* **Work instructions**
Look below for lines that hold the string "icon" and copy each one.

::::

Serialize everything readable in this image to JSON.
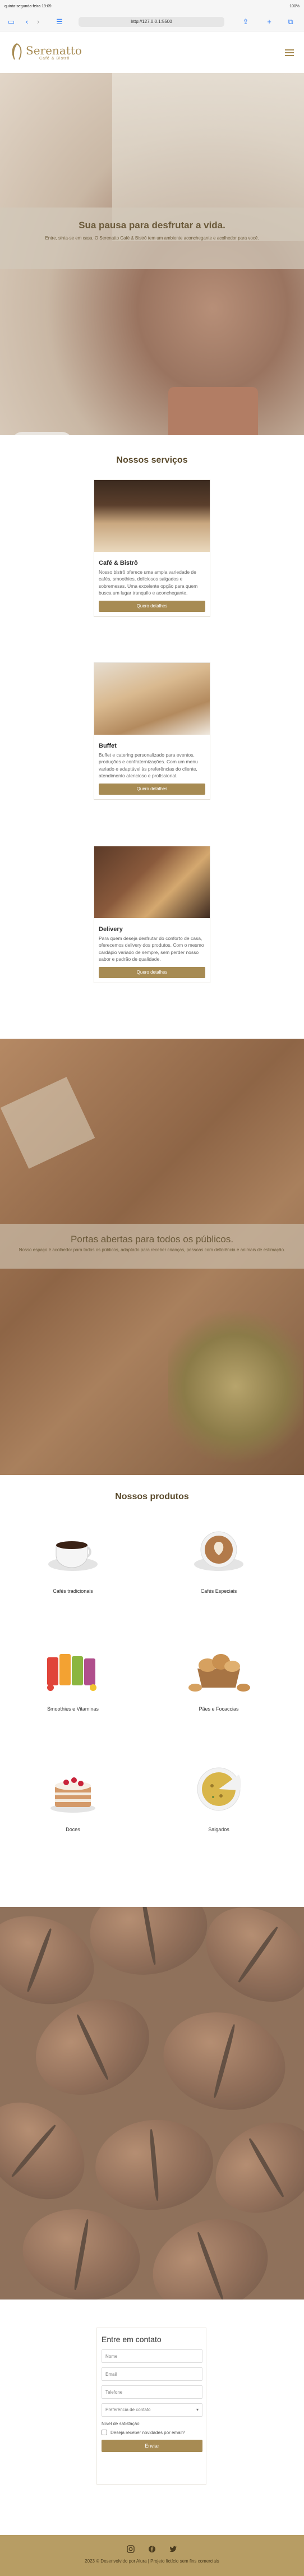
{
  "browser": {
    "time": "quinta-segunda-feira 19:09",
    "url": "http://127.0.0.1:5500",
    "battery": "100%"
  },
  "brand": {
    "name": "Serenatto",
    "tagline": "Café & Bistrô",
    "color": "#a78b53"
  },
  "hero": {
    "title": "Sua pausa para desfrutar a vida.",
    "subtitle": "Entre, sinta-se em casa. O Serenatto Café & Bistrô tem um ambiente aconchegante e acolhedor para você."
  },
  "services": {
    "title": "Nossos serviços",
    "items": [
      {
        "name": "Café & Bistrô",
        "text": "Nosso bistrô oferece uma ampla variedade de cafés, smoothies, deliciosos salgados e sobremesas. Uma excelente opção para quem busca um lugar tranquilo e aconchegante.",
        "button": "Quero detalhes"
      },
      {
        "name": "Buffet",
        "text": "Buffet e catering personalizado para eventos, produções e confraternizações. Com um menu variado e adaptável às preferências do cliente, atendimento atencioso e profissional.",
        "button": "Quero detalhes"
      },
      {
        "name": "Delivery",
        "text": "Para quem deseja desfrutar do conforto de casa, oferecemos delivery dos produtos. Com o mesmo cardápio variado de sempre, sem perder nosso sabor e padrão de qualidade.",
        "button": "Quero detalhes"
      }
    ]
  },
  "banner": {
    "title": "Portas abertas para todos os públicos.",
    "text": "Nosso espaço é acolhedor para todos os públicos, adaptado para receber crianças, pessoas com deficiência e animais de estimação."
  },
  "products": {
    "title": "Nossos produtos",
    "items": [
      {
        "label": "Cafés tradicionais",
        "icon": "coffee-cup-icon"
      },
      {
        "label": "Cafés Especiais",
        "icon": "latte-art-icon"
      },
      {
        "label": "Smoothies e Vitaminas",
        "icon": "smoothie-icon"
      },
      {
        "label": "Pães e Focaccias",
        "icon": "bread-basket-icon"
      },
      {
        "label": "Doces",
        "icon": "cake-icon"
      },
      {
        "label": "Salgados",
        "icon": "quiche-icon"
      }
    ]
  },
  "contact": {
    "title": "Entre em contato",
    "name_placeholder": "Nome",
    "email_placeholder": "Email",
    "phone_placeholder": "Telefone",
    "contact_pref": "Preferência de contato",
    "frequency_label": "Nível de satisfação",
    "newsletter": "Deseja receber novidades por email?",
    "submit": "Enviar"
  },
  "footer": {
    "copyright": "2023 © Desenvolvido por Alura | Projeto fictício sem fins comerciais",
    "socials": [
      "instagram-icon",
      "facebook-icon",
      "twitter-icon"
    ]
  }
}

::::

* **Solution for this task**
        "icon": "coffee-cup-icon"
        "icon": "latte-art-icon"
        "icon": "smoothie-icon"
        "icon": "bread-basket-icon"
        "icon": "cake-icon"
        "icon": "quiche-icon"
      "instagram-icon",
      "facebook-icon",
      "twitter-icon"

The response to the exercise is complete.